Android’s best iPad: Samsung’s Galaxy Tab S2 reviewed

You’ve seen Samsung’s 2015 phones, and now it’s time to see what the company can do to make its tablets on par with these bad boys. Is Samsung’s Galaxy Tab S2 the best tablet around?


Another year, another tablet, and while these get better every year, Samsung is hoping to echo its success in the year’s smartphone world in tablets, too.

This starts with the processor in the Tab S2, and it’s here that Samsung has made a few changes, keeping an eight-core processor reliant on two quad-core chips, replacing its homegrown Exynos 5420 from last year with the newly updated Exynos 5433 which comprises of one 1.9GHz quad-core section working alongside another 1.3GHz quad-core section.


This will be matched with 3GB RAM and 32GB storage in Australia, the latter of which can be updated with a microSD slot.

Google’s Android 5 “Lollipop” runs here, with the latest incarnation of Samsung’s TouchWiz operating on top.

All of the Galaxy Tab S2 models being released in Australia will feature 802.11a/b/g/n and 802.11ac WiFi, Bluetooth 4.1 with Low Energy (LE), with the LTE models also featuring 4G mobile connectivity with support for voice, too.

Cameras are also here, with a 8 megapixel auto-focus camera on the back with no flash, while the front sports a 2.1 megapixel camera, also with no flash. Video capture is possible from the rear camera, supporting up to Quad HD’s 2560×1440, the same widescreen resolution the previous display of the Galaxy Tab S (2014) sat at.


For sure review unit, this technology can be found under a 9.7 inch 4:3 aspect ratio Super AMOLED display running the resolution of 2048×1536, protected by a level of Gorilla Glass.

The 8 inch variant also features the same resolution in a smaller panel relying on the same 4:3 aspect ratio, and as such, each version of the Tab S2 supports a different pixel clarity, with roughly 291 pixels per inch on the Tab S2 9.7 inch, and roughly 320 pixels per inch on the 8 inch, technically making the Galaxy Tab S2 8 inch the better of the two.


Ports on the units include a microUSB charge and data transfer port found along the bottom near the 3.5mm headset jack.

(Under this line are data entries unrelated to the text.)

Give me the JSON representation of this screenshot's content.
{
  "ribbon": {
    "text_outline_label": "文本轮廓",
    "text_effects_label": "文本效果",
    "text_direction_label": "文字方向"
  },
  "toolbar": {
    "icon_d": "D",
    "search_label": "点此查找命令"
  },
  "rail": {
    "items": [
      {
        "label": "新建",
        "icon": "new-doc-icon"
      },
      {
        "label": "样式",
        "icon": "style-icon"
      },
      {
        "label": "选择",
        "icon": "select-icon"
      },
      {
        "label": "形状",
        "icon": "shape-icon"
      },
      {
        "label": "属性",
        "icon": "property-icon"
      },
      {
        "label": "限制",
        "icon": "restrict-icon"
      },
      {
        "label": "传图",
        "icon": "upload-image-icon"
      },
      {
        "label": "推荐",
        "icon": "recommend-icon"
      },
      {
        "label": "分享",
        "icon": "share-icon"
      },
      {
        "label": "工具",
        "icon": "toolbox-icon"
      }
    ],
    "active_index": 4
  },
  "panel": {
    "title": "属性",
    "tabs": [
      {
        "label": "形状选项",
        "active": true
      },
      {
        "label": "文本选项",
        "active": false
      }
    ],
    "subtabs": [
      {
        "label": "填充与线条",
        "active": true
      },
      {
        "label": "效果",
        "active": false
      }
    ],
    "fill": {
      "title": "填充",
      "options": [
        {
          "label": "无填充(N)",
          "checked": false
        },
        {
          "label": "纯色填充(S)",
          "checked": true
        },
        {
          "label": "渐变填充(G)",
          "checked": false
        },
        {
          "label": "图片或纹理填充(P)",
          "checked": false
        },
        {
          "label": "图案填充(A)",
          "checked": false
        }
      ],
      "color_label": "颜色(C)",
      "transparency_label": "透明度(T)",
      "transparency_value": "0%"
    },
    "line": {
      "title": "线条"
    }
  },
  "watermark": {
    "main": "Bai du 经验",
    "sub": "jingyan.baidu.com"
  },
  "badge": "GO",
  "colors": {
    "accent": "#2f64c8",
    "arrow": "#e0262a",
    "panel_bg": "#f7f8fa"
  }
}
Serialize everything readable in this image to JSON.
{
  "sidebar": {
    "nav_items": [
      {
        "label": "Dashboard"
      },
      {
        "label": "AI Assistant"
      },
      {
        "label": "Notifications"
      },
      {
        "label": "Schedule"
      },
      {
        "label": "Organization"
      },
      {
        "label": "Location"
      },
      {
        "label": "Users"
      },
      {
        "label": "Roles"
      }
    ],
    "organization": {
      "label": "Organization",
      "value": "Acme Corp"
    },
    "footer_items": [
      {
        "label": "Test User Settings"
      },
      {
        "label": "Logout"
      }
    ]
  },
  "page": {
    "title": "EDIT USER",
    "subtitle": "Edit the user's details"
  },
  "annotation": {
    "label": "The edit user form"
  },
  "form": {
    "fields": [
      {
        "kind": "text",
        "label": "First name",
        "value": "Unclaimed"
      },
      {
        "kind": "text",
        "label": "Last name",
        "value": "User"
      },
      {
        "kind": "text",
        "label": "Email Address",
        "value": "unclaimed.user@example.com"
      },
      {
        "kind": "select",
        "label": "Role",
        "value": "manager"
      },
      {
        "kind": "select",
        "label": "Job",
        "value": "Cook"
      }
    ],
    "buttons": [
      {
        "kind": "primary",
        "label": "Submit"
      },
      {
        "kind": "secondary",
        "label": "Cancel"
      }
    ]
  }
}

Meanwhile, up to two slots can be found on the side dependent on the model you opt for, with a pin tool ejectable microSD slot on the right edge found on all models, while the LTE models add a nanoSIM slot ejectable by the same pin tool just below this.

Buttons are the same, however, with the same staple signature Samsung buttons seen on phones here, providing light-up soft buttons for multitasking and back below the display and flanking a physical home button with a fingerprint sensor found beneath this. Two other buttons can be found on the right edge, comprised of a power button just above a volume rocker.

The battery in both Galaxy Tab S2 tablets is non-removable, and is rated differently for each variant, with the 9.7 inch model sporting a 5870mAh battery, while the 8 inch grabs a 4000mAh battery.



It’s that time of the year again, folks: it’s time for a new tablet.

Not one from Apple, though; we just saw a launch of a 12.9 incher from Apple already, and it won’t be here until later on, roughly when the next 9.7 inch iPad Air 3 is expected, likely to be some time in October or November.

No, this time the tablet is from Samsung, a company that has been trying to match and outpace its biggest rival in the smartphone and tablet space for sometime.

We don’t have to tell you what company that is, sufficed to say that with the reinvention of its tablet series last year, it got quite close.

In fact, 2014’s Tab S series brought with it a textured back, decent performance, lots of features, and a screen that was super sharp and ideal for taking on the go. Samsung has even manage to hit Apple where it hurts with its latest smartphones this year, with unique designs, excellent screens, fantastic cameras, and a solid build.

Can Samsung work the same magic to the tablet sector in 2015 as it did with phones?


Pick up the Galaxy Tab S2 and you’ll find a totally different look and feel to that of the previous Tab series, with metal, plastic, and glass, and the general feeling that Samsung has taken its Note 4 from last year and rolled it out with a rolling pin.

This means you get flat metal edges with a trim of silver regardless of whether you chose black or white, since they’re the only two colours being made available.

The design is also fairly thin, measuring in at a ridiculous 5.6mm, which is still thick enough for both the microUSB charge port and 3.5mm headset jack that sit along the bottom.

A weight of around 392 grams makes for a comfy hold on our LTE variant, and you’ll even shave three grams off if you skip the mobile modem, though we’ll get to a neat feature later you’ll miss out on if you do.


Pages: 1 2 3 4